This research provides a case study of the Vans Park Series (VPS) Skateboarding World Championship held in Shanghai in September 2017. Over the course of 14 days a concrete skatepark was constructed on Shanghai’s picturesque Bund, used for the event, and then demolished. The live stream of the competition was watched by 1.4 million people globally, making it small in comparison to other global sporting Mega-Events, but considerable regarding the sport of skateboarding. This study explores the significance of the new development of skateboarding Mega-Events. It highlights how VPS and Street League Skateboarding (SLS) have become the premier skateboarder controlled events that will feed, through the International Skateboarding Federation (ISF), qualifying skateboarders into the 2020 Olympic games. At the heart of this case study is the concern and control that skateboarders exert in communicating and persevering the values and ethics of skateboarding as it makes the final transition from a street subculture to an organised sport. In the process, many veteran skateboarders generate business and entrepreneurial opportunities tied to these transformations. The Shanghai site of the case study corresponds with the interest of Vans in generating new markets for the consumption of their products, and the importance that skateboarding holds for Chinese aspirations for gold medals in the Olympics. Thus, the study touches on the recruitment of a Chinese national skateboarding team made up of former child members of the Shaolin temple.

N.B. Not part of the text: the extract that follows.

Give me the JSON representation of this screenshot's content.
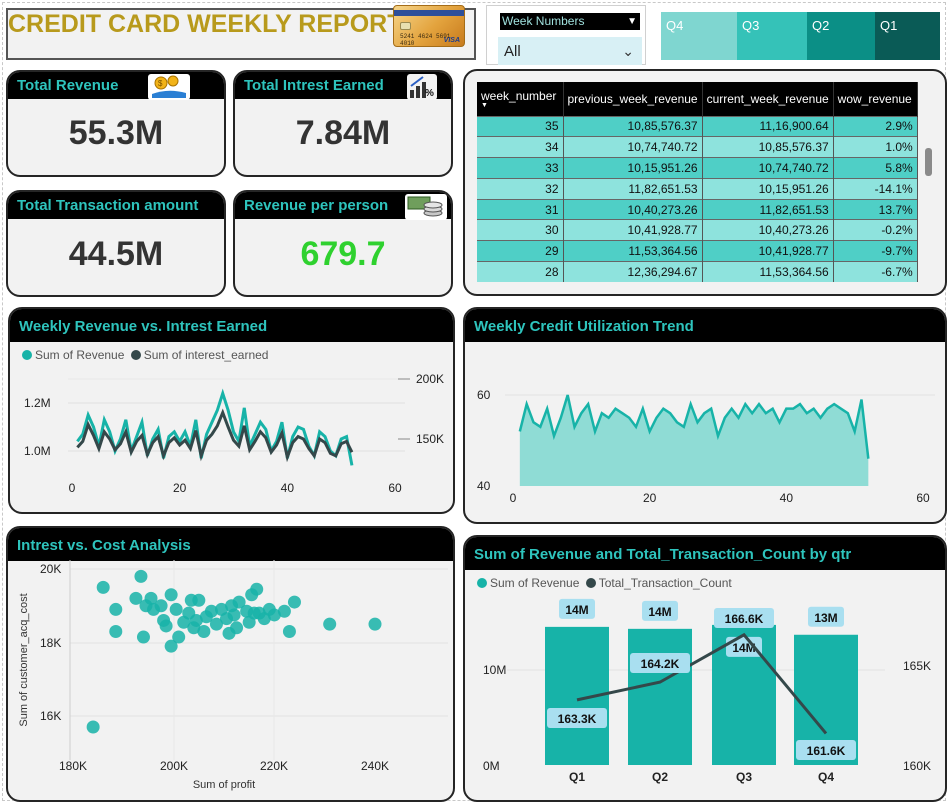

Both politically and financially, collaboration with Asian skateboarders, Chinese business elites, and government officials provides additional insight to the organisation and impact of the event that extends beyond the spectacle of the Mega-Event.
|Publication status||Published - 18 Jul 2018|
|Event||XIX ISA World Congress of Sociology - Canada, Toronto, Canada|
Duration: 20 Jul 2018 → 20 Jul 2018
|Conference||XIX ISA World Congress of Sociology|
|Period||20/07/18 → 20/07/18|
|Other||International Sociological Association (ISA)|